While that line is gold, the rest of the song, heavy on the synths, shows almost none of the lyrical cleverness that Taylor Swift’s songs are known for, and the chorus feels utterly lacking in its repetition (“Welcome to New York/It’s been waiting for you” repeated). For someone who raves about New York in interviews, Swift shared almost none of her personal experience there in this song.
Luckily, the album picks up pace with track two, “Blank Space,” which stands out as one of the best songs on the album. This song feels like it could have been on a comedy album, as she herself has acknowledged she wrote it as a joke.

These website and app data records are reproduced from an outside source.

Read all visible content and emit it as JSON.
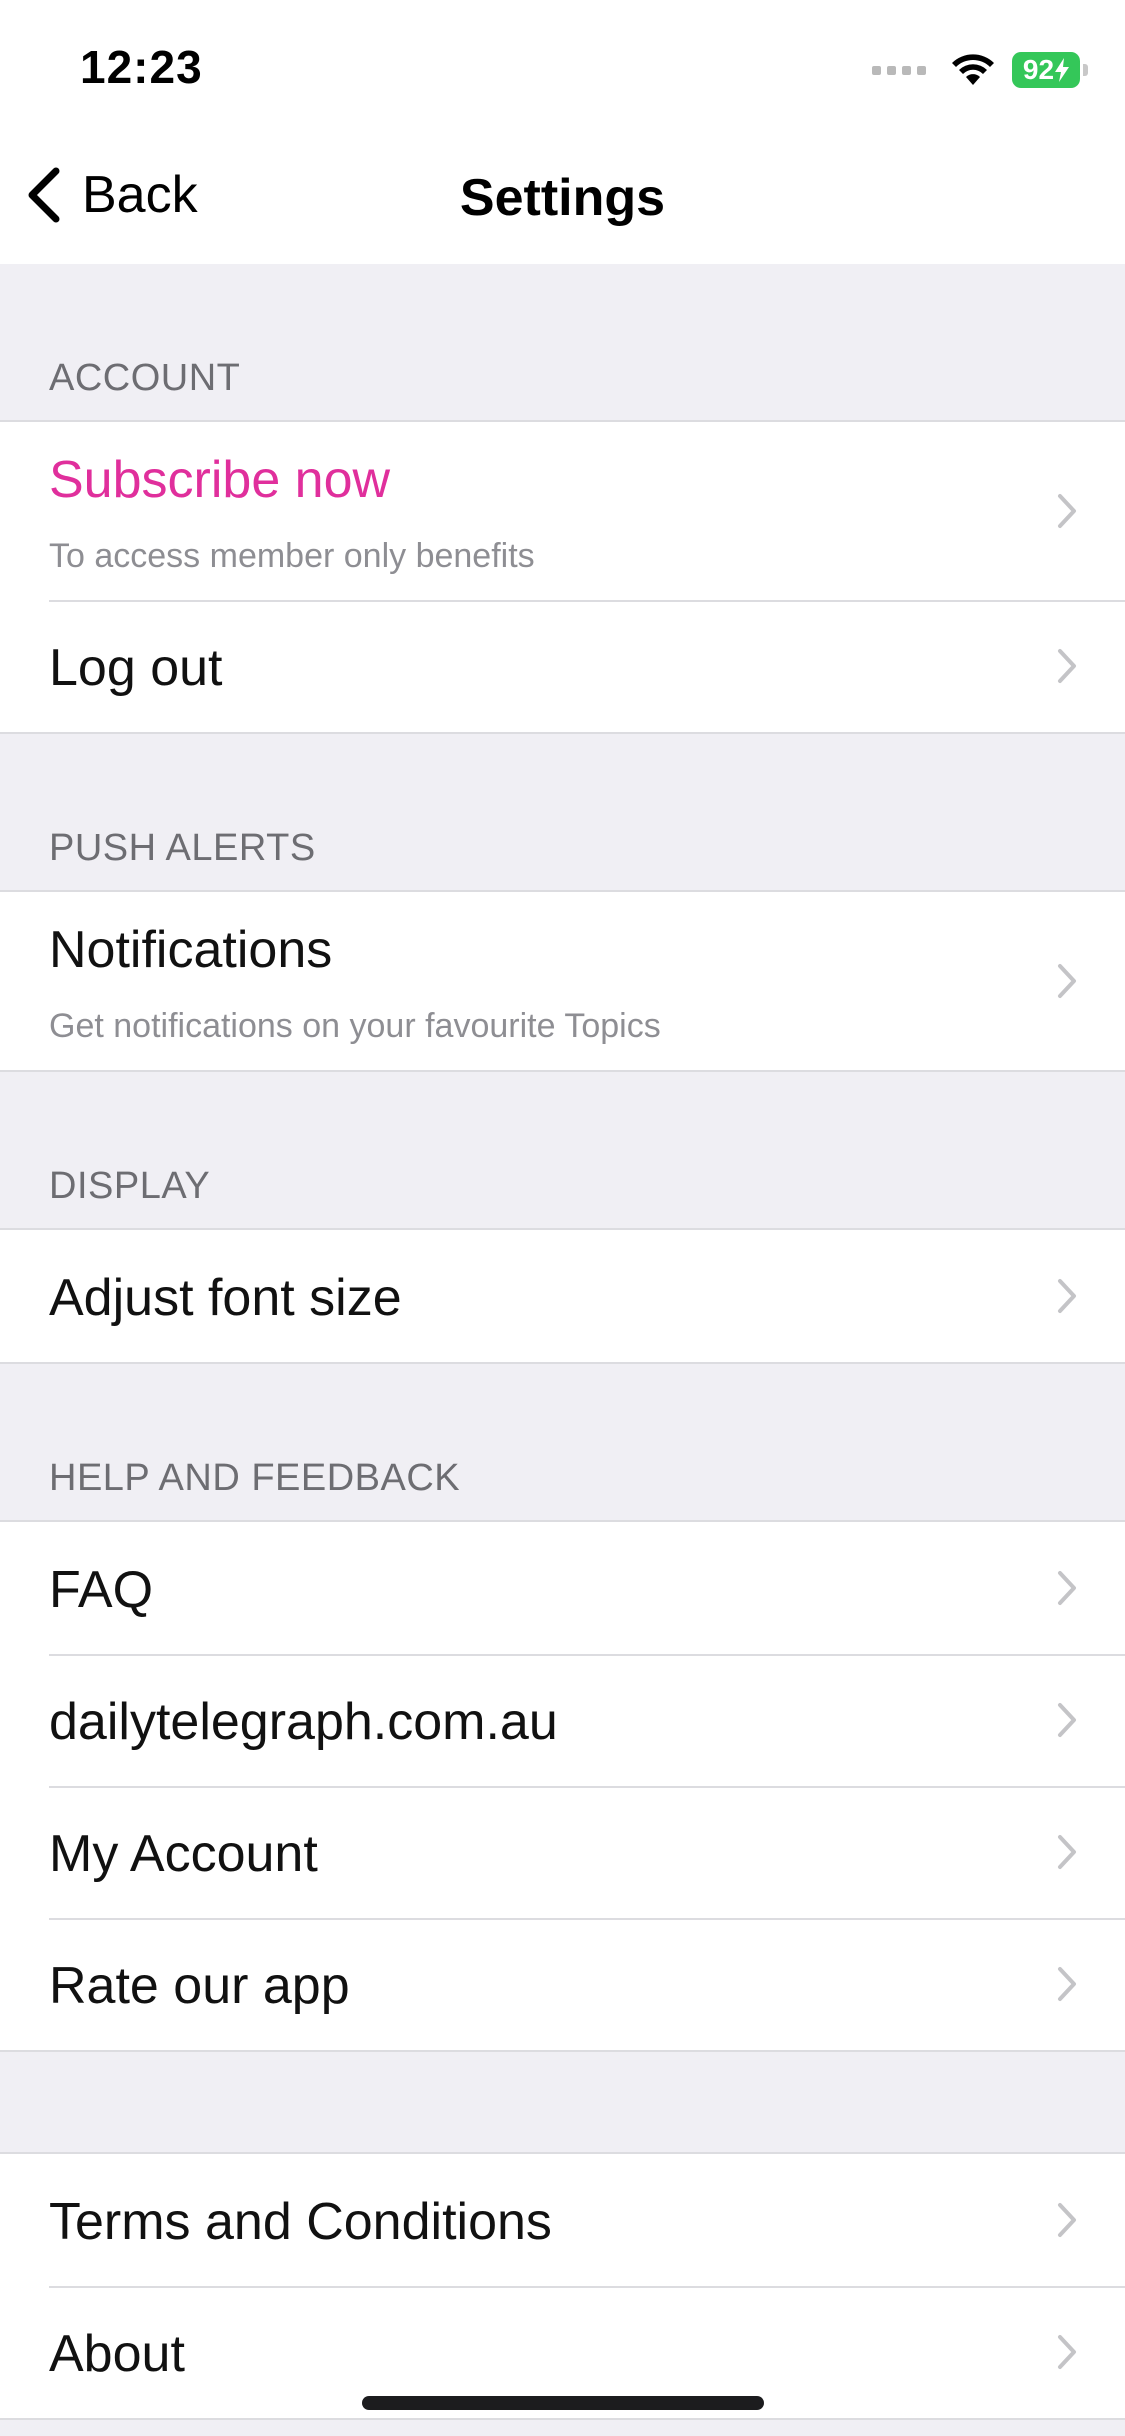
{
  "status_bar": {
    "time": "12:23",
    "battery": "92"
  },
  "nav": {
    "back_label": "Back",
    "title": "Settings"
  },
  "sections": {
    "account": {
      "header": "ACCOUNT",
      "subscribe_title": "Subscribe now",
      "subscribe_subtitle": "To access member only benefits",
      "logout": "Log out"
    },
    "push_alerts": {
      "header": "PUSH ALERTS",
      "notifications_title": "Notifications",
      "notifications_subtitle": "Get notifications on your favourite Topics"
    },
    "display": {
      "header": "DISPLAY",
      "font_size": "Adjust font size"
    },
    "help": {
      "header": "HELP AND FEEDBACK",
      "faq": "FAQ",
      "website": "dailytelegraph.com.au",
      "my_account": "My Account",
      "rate": "Rate our app"
    },
    "legal": {
      "terms": "Terms and Conditions",
      "about": "About"
    }
  },
  "colors": {
    "accent": "#e02f9c",
    "battery": "#34c759",
    "background": "#f0eff4"
  },
  "icons": {
    "back": "chevron-left-icon",
    "row": "chevron-right-icon",
    "wifi": "wifi-icon",
    "battery": "battery-icon"
  }
}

“I’ve got a long list of ex-lovers / they’ll tell you I’m insane / but I’ve got a blank space, baby / and I’ll write your name.” Swift embraces her media persona as the jilted woman who dates solely for songwriting purposes, and the result is amazing and comedic. In the pre-chorus, you can almost hear her smiling through the lines, “I can make the bad boys good for a weekend” and “Darling, I’m a nightmare dressed like a daydream.” This song has already shot to number two on iTunes without being a single, so I’m sure it will be officially released as one soon.
Another album front-runner is the song “Style.” It sounds unique, and Swift’s voice is at its best. The song begins with Swift singing low, “Midnight, you come and pick me up, no headlights,” creating a mysterious vibe. Yet, by the time the chorus comes, it is pure fun, with the reference “James Dean daydream look in your eyes” and a relationship that won’t stop: “When we come crashing down we come back every time / We never go out of style.”
“Wildest Dreams” also features Swift at her best, though most cynical. Meeting someone for the first time, she already predicts the ending. The bridge of this song is my favorite part of the entire album, as she sings, “You’ll see me in hindsight, tangled up with you all night, burning it down. Someday when you leave me, I bet these memories follow you around.”
“Clean,” the album-closer, has become a fan favorite. Swift sings “When I was drowning, that’s when I could finally breathe.” The song contains her unique lyrics and imagery with lines like “When the butterflies turned the dust, they covered my entire room” and “You’re all over me like a wine-stained dress I can’t wear anymore.”
Some songs on this album aren’t successful, like “All You Had To Do Was Stay.” It has an unfortunate high-pitched warble of the word “stay” on the chorus that creates a nails-on-the-chalkboard type of effect. Others like “How You Get the Girl,” while fun, are generic and seem out of place on the album. For the most part, however, this album is one of number-one hits. It is hard to pinpoint what song will head towards the radio next, as most of these could shoot to number one immediately.
Taylor Swift used to make her hits off releasing songs that read like a diary entry. 1989 may not be the best diary Taylor Swift has released. After finishing the album, I’m not sure I know much more about her than I did before, but Swift no longer needs to make her ex-boyfriends the topic of her songs, and she does not need to share every personal detail about her life to write a good song. When asked how this album –still love and relationship heavy– was telling a different story than her others, Swift explained that she’s telling the story of relationships that had a 50/50 split. She’s not the victim anymore; she’s telling a story of relationships she was not helpless in.
1989 is available on iTunes, and a deluxe edition with three additional songs and three songwriting voice memos is available at Target. I recommend buying 1989 now.
Theresa Kelly is a third-year student majoring in English literature secondary education. She can be reached at TK780615@wcupa.edu.